Task brief:
The records below must be reproduced exactly, excluding any pictures.

Data for this task:
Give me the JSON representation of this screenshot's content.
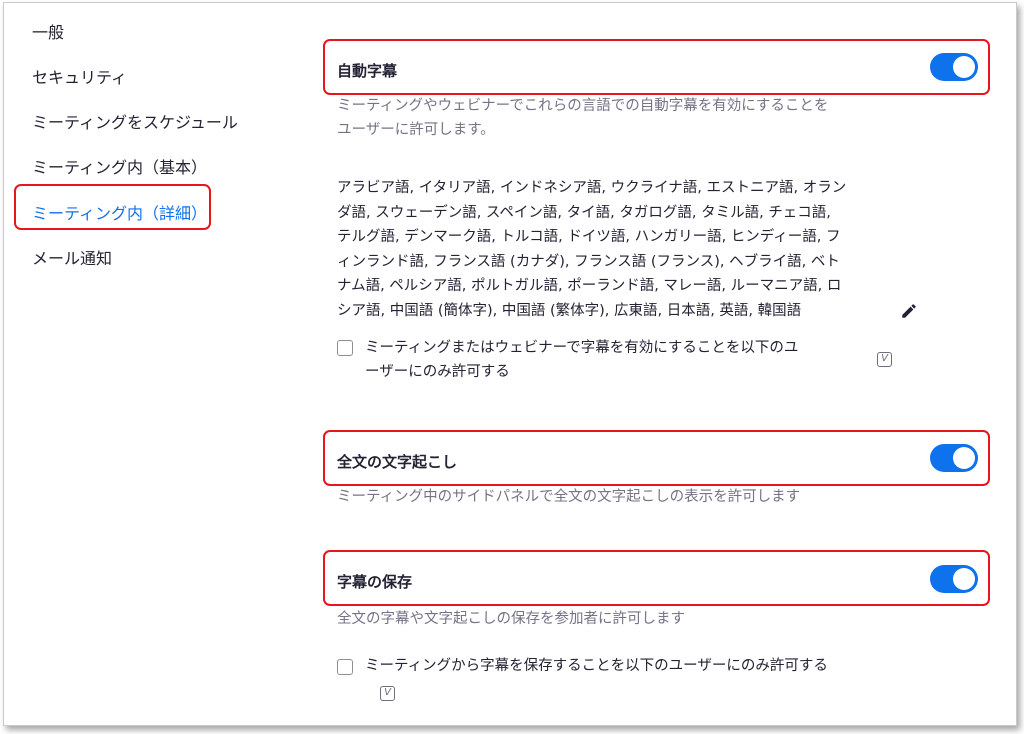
{
  "sidebar": {
    "items": [
      {
        "label": "一般"
      },
      {
        "label": "セキュリティ"
      },
      {
        "label": "ミーティングをスケジュール"
      },
      {
        "label": "ミーティング内（基本）"
      },
      {
        "label": "ミーティング内（詳細）",
        "active": true
      },
      {
        "label": "メール通知"
      }
    ]
  },
  "auto_caption": {
    "title": "自動字幕",
    "enabled": true,
    "desc_line1": "ミーティングやウェビナーでこれらの言語での自動字幕を有効にすることを",
    "desc_line2": "ユーザーに許可します。",
    "languages_lines": [
      "アラビア語, イタリア語, インドネシア語, ウクライナ語, エストニア語, オラン",
      "ダ語, スウェーデン語, スペイン語, タイ語, タガログ語, タミル語, チェコ語,",
      "テルグ語, デンマーク語, トルコ語, ドイツ語, ハンガリー語, ヒンディー語, フ",
      "ィンランド語, フランス語 (カナダ), フランス語 (フランス), ヘブライ語, ベト",
      "ナム語, ペルシア語, ポルトガル語, ポーランド語, マレー語, ルーマニア語, ロ",
      "シア語, 中国語 (簡体字), 中国語 (繁体字), 広東語, 日本語, 英語, 韓国語"
    ],
    "edit_icon": "pencil-icon",
    "restrict_label_line1": "ミーティングまたはウェビナーで字幕を有効にすることを以下のユ",
    "restrict_label_line2": "ーザーにのみ許可する",
    "restrict_checked": false,
    "badge": "V"
  },
  "full_transcript": {
    "title": "全文の文字起こし",
    "enabled": true,
    "desc": "ミーティング中のサイドパネルで全文の文字起こしの表示を許可します"
  },
  "save_captions": {
    "title": "字幕の保存",
    "enabled": true,
    "desc": "全文の字幕や文字起こしの保存を参加者に許可します",
    "restrict_label": "ミーティングから字幕を保存することを以下のユーザーにのみ許可する",
    "restrict_checked": false,
    "badge": "V"
  },
  "colors": {
    "accent": "#0e72ed",
    "highlight": "#e8141e"
  }
}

Exercise result:
Give me the JSON representation of this screenshot's content.
{
  "sidebar": {
    "items": [
      {
        "label": "一般"
      },
      {
        "label": "セキュリティ"
      },
      {
        "label": "ミーティングをスケジュール"
      },
      {
        "label": "ミーティング内（基本）"
      },
      {
        "label": "ミーティング内（詳細）",
        "active": true
      },
      {
        "label": "メール通知"
      }
    ]
  },
  "auto_caption": {
    "title": "自動字幕",
    "enabled": true,
    "desc_line1": "ミーティングやウェビナーでこれらの言語での自動字幕を有効にすることを",
    "desc_line2": "ユーザーに許可します。",
    "languages_lines": [
      "アラビア語, イタリア語, インドネシア語, ウクライナ語, エストニア語, オラン",
      "ダ語, スウェーデン語, スペイン語, タイ語, タガログ語, タミル語, チェコ語,",
      "テルグ語, デンマーク語, トルコ語, ドイツ語, ハンガリー語, ヒンディー語, フ",
      "ィンランド語, フランス語 (カナダ), フランス語 (フランス), ヘブライ語, ベト",
      "ナム語, ペルシア語, ポルトガル語, ポーランド語, マレー語, ルーマニア語, ロ",
      "シア語, 中国語 (簡体字), 中国語 (繁体字), 広東語, 日本語, 英語, 韓国語"
    ],
    "edit_icon": "pencil-icon",
    "restrict_label_line1": "ミーティングまたはウェビナーで字幕を有効にすることを以下のユ",
    "restrict_label_line2": "ーザーにのみ許可する",
    "restrict_checked": false,
    "badge": "V"
  },
  "full_transcript": {
    "title": "全文の文字起こし",
    "enabled": true,
    "desc": "ミーティング中のサイドパネルで全文の文字起こしの表示を許可します"
  },
  "save_captions": {
    "title": "字幕の保存",
    "enabled": true,
    "desc": "全文の字幕や文字起こしの保存を参加者に許可します",
    "restrict_label": "ミーティングから字幕を保存することを以下のユーザーにのみ許可する",
    "restrict_checked": false,
    "badge": "V"
  },
  "colors": {
    "accent": "#0e72ed",
    "highlight": "#e8141e"
  }
}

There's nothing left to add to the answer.